Your objective: Exactly as they stand, write out all of the entries again.

Available data:

——

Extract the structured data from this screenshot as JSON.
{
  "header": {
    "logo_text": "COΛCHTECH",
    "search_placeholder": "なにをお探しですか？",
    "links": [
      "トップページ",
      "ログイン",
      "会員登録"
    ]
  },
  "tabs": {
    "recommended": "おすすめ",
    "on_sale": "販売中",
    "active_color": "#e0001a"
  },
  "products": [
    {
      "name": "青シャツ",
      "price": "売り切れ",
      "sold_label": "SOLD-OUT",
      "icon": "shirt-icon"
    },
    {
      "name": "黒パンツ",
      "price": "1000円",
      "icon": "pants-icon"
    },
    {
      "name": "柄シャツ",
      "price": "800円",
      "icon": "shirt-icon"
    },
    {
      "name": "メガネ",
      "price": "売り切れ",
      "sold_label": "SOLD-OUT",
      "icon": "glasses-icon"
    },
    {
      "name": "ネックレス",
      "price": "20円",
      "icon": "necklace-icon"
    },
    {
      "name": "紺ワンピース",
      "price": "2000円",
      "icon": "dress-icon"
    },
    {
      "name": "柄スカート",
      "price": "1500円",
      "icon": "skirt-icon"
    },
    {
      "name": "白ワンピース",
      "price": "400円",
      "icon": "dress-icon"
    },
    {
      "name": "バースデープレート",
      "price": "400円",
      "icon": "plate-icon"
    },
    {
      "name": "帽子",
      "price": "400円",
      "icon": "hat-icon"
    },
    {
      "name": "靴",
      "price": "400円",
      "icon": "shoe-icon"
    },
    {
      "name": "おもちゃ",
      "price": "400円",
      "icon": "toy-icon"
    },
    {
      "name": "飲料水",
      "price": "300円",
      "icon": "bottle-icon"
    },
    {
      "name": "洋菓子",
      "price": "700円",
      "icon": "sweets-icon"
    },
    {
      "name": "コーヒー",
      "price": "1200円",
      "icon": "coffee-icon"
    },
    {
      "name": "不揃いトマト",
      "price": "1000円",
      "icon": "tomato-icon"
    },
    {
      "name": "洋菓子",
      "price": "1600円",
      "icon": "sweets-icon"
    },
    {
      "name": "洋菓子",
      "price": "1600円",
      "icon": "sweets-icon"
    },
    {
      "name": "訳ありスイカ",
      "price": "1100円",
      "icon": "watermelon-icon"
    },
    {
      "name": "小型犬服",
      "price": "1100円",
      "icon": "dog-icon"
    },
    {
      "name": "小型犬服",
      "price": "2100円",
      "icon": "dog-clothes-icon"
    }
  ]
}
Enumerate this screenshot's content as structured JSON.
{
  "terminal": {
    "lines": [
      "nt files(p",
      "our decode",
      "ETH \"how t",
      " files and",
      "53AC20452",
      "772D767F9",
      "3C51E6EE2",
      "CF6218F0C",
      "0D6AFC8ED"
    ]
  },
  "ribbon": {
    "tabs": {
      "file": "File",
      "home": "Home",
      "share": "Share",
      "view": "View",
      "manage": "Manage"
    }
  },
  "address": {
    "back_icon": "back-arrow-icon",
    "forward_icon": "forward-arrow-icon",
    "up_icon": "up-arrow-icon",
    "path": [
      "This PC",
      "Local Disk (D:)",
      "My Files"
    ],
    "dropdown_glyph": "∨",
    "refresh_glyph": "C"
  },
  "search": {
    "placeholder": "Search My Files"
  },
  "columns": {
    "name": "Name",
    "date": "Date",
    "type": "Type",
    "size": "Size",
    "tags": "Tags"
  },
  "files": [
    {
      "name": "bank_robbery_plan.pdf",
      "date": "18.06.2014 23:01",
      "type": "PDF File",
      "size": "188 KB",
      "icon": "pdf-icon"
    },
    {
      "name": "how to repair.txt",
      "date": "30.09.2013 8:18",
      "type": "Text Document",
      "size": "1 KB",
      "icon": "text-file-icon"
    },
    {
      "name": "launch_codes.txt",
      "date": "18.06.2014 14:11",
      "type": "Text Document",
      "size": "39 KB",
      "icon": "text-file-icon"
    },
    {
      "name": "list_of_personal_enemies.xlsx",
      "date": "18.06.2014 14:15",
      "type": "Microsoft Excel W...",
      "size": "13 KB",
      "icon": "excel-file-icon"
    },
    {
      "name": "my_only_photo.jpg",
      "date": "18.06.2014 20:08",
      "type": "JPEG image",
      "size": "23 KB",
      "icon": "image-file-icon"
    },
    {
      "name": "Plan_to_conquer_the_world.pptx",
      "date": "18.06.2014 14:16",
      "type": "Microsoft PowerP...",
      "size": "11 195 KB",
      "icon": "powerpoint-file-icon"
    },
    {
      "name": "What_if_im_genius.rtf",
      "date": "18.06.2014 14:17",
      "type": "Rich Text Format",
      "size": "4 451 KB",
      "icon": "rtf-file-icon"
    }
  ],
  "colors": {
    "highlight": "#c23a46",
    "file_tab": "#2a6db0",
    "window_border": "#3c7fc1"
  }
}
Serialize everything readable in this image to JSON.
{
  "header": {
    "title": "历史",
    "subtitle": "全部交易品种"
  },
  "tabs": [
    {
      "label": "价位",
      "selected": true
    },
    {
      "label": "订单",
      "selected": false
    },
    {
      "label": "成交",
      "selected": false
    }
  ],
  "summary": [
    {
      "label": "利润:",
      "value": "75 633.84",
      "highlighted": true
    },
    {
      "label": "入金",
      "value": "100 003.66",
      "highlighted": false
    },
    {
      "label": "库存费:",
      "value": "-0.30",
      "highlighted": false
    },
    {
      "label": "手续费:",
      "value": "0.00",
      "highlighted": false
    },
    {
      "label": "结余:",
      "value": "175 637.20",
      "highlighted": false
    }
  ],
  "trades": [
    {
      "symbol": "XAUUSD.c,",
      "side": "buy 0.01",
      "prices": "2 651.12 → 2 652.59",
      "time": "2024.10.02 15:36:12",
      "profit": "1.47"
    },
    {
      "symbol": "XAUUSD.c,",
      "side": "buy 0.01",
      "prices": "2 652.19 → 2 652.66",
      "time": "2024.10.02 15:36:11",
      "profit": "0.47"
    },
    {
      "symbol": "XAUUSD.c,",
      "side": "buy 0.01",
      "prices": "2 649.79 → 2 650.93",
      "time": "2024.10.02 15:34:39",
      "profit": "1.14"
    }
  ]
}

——

Solution to the problem:
Extract the structured data from this screenshot as JSON.
{
  "header": {
    "logo_text": "COΛCHTECH",
    "search_placeholder": "なにをお探しですか？",
    "links": [
      "トップページ",
      "ログイン",
      "会員登録"
    ]
  },
  "tabs": {
    "recommended": "おすすめ",
    "on_sale": "販売中",
    "active_color": "#e0001a"
  },
  "products": [
    {
      "name": "青シャツ",
      "price": "売り切れ",
      "sold_label": "SOLD-OUT",
      "icon": "shirt-icon"
    },
    {
      "name": "黒パンツ",
      "price": "1000円",
      "icon": "pants-icon"
    },
    {
      "name": "柄シャツ",
      "price": "800円",
      "icon": "shirt-icon"
    },
    {
      "name": "メガネ",
      "price": "売り切れ",
      "sold_label": "SOLD-OUT",
      "icon": "glasses-icon"
    },
    {
      "name": "ネックレス",
      "price": "20円",
      "icon": "necklace-icon"
    },
    {
      "name": "紺ワンピース",
      "price": "2000円",
      "icon": "dress-icon"
    },
    {
      "name": "柄スカート",
      "price": "1500円",
      "icon": "skirt-icon"
    },
    {
      "name": "白ワンピース",
      "price": "400円",
      "icon": "dress-icon"
    },
    {
      "name": "バースデープレート",
      "price": "400円",
      "icon": "plate-icon"
    },
    {
      "name": "帽子",
      "price": "400円",
      "icon": "hat-icon"
    },
    {
      "name": "靴",
      "price": "400円",
      "icon": "shoe-icon"
    },
    {
      "name": "おもちゃ",
      "price": "400円",
      "icon": "toy-icon"
    },
    {
      "name": "飲料水",
      "price": "300円",
      "icon": "bottle-icon"
    },
    {
      "name": "洋菓子",
      "price": "700円",
      "icon": "sweets-icon"
    },
    {
      "name": "コーヒー",
      "price": "1200円",
      "icon": "coffee-icon"
    },
    {
      "name": "不揃いトマト",
      "price": "1000円",
      "icon": "tomato-icon"
    },
    {
      "name": "洋菓子",
      "price": "1600円",
      "icon": "sweets-icon"
    },
    {
      "name": "洋菓子",
      "price": "1600円",
      "icon": "sweets-icon"
    },
    {
      "name": "訳ありスイカ",
      "price": "1100円",
      "icon": "watermelon-icon"
    },
    {
      "name": "小型犬服",
      "price": "1100円",
      "icon": "dog-icon"
    },
    {
      "name": "小型犬服",
      "price": "2100円",
      "icon": "dog-clothes-icon"
    }
  ]
}
Enumerate this screenshot's content as structured JSON.
{
  "terminal": {
    "lines": [
      "nt files(p",
      "our decode",
      "ETH \"how t",
      " files and",
      "53AC20452",
      "772D767F9",
      "3C51E6EE2",
      "CF6218F0C",
      "0D6AFC8ED"
    ]
  },
  "ribbon": {
    "tabs": {
      "file": "File",
      "home": "Home",
      "share": "Share",
      "view": "View",
      "manage": "Manage"
    }
  },
  "address": {
    "back_icon": "back-arrow-icon",
    "forward_icon": "forward-arrow-icon",
    "up_icon": "up-arrow-icon",
    "path": [
      "This PC",
      "Local Disk (D:)",
      "My Files"
    ],
    "dropdown_glyph": "∨",
    "refresh_glyph": "C"
  },
  "search": {
    "placeholder": "Search My Files"
  },
  "columns": {
    "name": "Name",
    "date": "Date",
    "type": "Type",
    "size": "Size",
    "tags": "Tags"
  },
  "files": [
    {
      "name": "bank_robbery_plan.pdf",
      "date": "18.06.2014 23:01",
      "type": "PDF File",
      "size": "188 KB",
      "icon": "pdf-icon"
    },
    {
      "name": "how to repair.txt",
      "date": "30.09.2013 8:18",
      "type": "Text Document",
      "size": "1 KB",
      "icon": "text-file-icon"
    },
    {
      "name": "launch_codes.txt",
      "date": "18.06.2014 14:11",
      "type": "Text Document",
      "size": "39 KB",
      "icon": "text-file-icon"
    },
    {
      "name": "list_of_personal_enemies.xlsx",
      "date": "18.06.2014 14:15",
      "type": "Microsoft Excel W...",
      "size": "13 KB",
      "icon": "excel-file-icon"
    },
    {
      "name": "my_only_photo.jpg",
      "date": "18.06.2014 20:08",
      "type": "JPEG image",
      "size": "23 KB",
      "icon": "image-file-icon"
    },
    {
      "name": "Plan_to_conquer_the_world.pptx",
      "date": "18.06.2014 14:16",
      "type": "Microsoft PowerP...",
      "size": "11 195 KB",
      "icon": "powerpoint-file-icon"
    },
    {
      "name": "What_if_im_genius.rtf",
      "date": "18.06.2014 14:17",
      "type": "Rich Text Format",
      "size": "4 451 KB",
      "icon": "rtf-file-icon"
    }
  ],
  "colors": {
    "highlight": "#c23a46",
    "file_tab": "#2a6db0",
    "window_border": "#3c7fc1"
  }
}
Serialize everything readable in this image to JSON.
{
  "header": {
    "title": "历史",
    "subtitle": "全部交易品种"
  },
  "tabs": [
    {
      "label": "价位",
      "selected": true
    },
    {
      "label": "订单",
      "selected": false
    },
    {
      "label": "成交",
      "selected": false
    }
  ],
  "summary": [
    {
      "label": "利润:",
      "value": "75 633.84",
      "highlighted": true
    },
    {
      "label": "入金",
      "value": "100 003.66",
      "highlighted": false
    },
    {
      "label": "库存费:",
      "value": "-0.30",
      "highlighted": false
    },
    {
      "label": "手续费:",
      "value": "0.00",
      "highlighted": false
    },
    {
      "label": "结余:",
      "value": "175 637.20",
      "highlighted": false
    }
  ],
  "trades": [
    {
      "symbol": "XAUUSD.c,",
      "side": "buy 0.01",
      "prices": "2 651.12 → 2 652.59",
      "time": "2024.10.02 15:36:12",
      "profit": "1.47"
    },
    {
      "symbol": "XAUUSD.c,",
      "side": "buy 0.01",
      "prices": "2 652.19 → 2 652.66",
      "time": "2024.10.02 15:36:11",
      "profit": "0.47"
    },
    {
      "symbol": "XAUUSD.c,",
      "side": "buy 0.01",
      "prices": "2 649.79 → 2 650.93",
      "time": "2024.10.02 15:34:39",
      "profit": "1.14"
    }
  ]
}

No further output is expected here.